Tip 1: Read ANYTHING.

[Note: I’m talking about printed media here, NOT your Facebook or Reddit feeds.] Upper-level reading skills are valuable on all sections of the test (even math!). If you don’t consider yourself to be a particularly strong reader, choose any book or magazine that appeals to you and dive right in! Whether you’re learning about cutting-edge technological advancements or embarking on an epic fantastical quest, reading something you like will keep you engaged and help you to become a more fluid reader without even realizing it.

Tip 2: Practice active reading.

A word of caution: even for you stronger readers out there, the skill set you’ll need for the ACT and SAT reading tests differs significantly from the one you use in English class. Reading a book for school (or for fun) is generally a somewhat passive process. You’re reading at a comfortable pace, following along with the storyline, and allowing information to sink in over a period of hours or even days.

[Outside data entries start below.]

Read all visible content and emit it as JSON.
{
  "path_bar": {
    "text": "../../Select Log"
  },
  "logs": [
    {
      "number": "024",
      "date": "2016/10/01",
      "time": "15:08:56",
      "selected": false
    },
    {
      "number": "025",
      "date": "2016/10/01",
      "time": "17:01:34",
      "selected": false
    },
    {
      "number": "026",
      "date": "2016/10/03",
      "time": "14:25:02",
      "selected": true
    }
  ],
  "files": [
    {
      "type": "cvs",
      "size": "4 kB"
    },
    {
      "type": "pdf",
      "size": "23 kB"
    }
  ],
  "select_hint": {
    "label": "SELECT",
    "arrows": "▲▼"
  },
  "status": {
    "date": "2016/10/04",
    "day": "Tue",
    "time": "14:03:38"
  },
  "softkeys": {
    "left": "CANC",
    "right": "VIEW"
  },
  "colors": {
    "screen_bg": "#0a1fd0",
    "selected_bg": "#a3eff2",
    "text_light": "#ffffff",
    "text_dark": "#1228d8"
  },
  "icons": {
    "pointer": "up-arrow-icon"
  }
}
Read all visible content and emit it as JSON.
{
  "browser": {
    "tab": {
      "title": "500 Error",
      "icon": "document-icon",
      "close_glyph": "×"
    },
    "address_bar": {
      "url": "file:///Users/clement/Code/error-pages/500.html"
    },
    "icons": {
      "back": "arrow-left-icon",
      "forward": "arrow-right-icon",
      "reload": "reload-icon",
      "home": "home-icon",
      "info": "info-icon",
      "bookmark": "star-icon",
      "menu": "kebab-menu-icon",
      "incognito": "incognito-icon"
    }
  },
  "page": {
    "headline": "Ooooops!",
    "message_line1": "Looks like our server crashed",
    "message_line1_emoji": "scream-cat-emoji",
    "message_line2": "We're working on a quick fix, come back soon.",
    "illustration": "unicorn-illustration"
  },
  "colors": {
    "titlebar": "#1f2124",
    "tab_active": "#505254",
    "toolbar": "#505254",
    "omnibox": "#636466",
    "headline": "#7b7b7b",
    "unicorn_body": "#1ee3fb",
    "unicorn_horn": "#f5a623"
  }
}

On the ACT and SAT, however, you’ll need to be an active reader, use skimming and scanning to quickly locate and decode important information within the passages. Your pencil should be moving as you read, underlining important ideas such as thesis statements as well as context clues from specific questions. It’s very unlikely that you would read this way in school (unless you’re one of those daredevils who reads the assigned chapters on the morning of the quiz).

Tip 3: Target your weaknesses.

Passages on both the ACT and SAT follow a very predictable pattern:
ACT: passages are approximately 800 words each, and topics include fiction, social science, humanities, and natural science.
SAT: passages range from 500-750 words each, with topics drawn from U.S./world literature, history/social studies, and science.

Knowing what types of passages to expect can help you decide what you need to focus on as you prepare for your reading test, as certain genres may present more of a challenge than others. For example, some students struggle with science passages containing unknown terminology. Others have more difficulty with dialogue-heavy narrative passages. And still others may struggle with historical passages written in an older style of English.

The following books have been carefully selected to provide a broad overview of the types of texts you may encounter on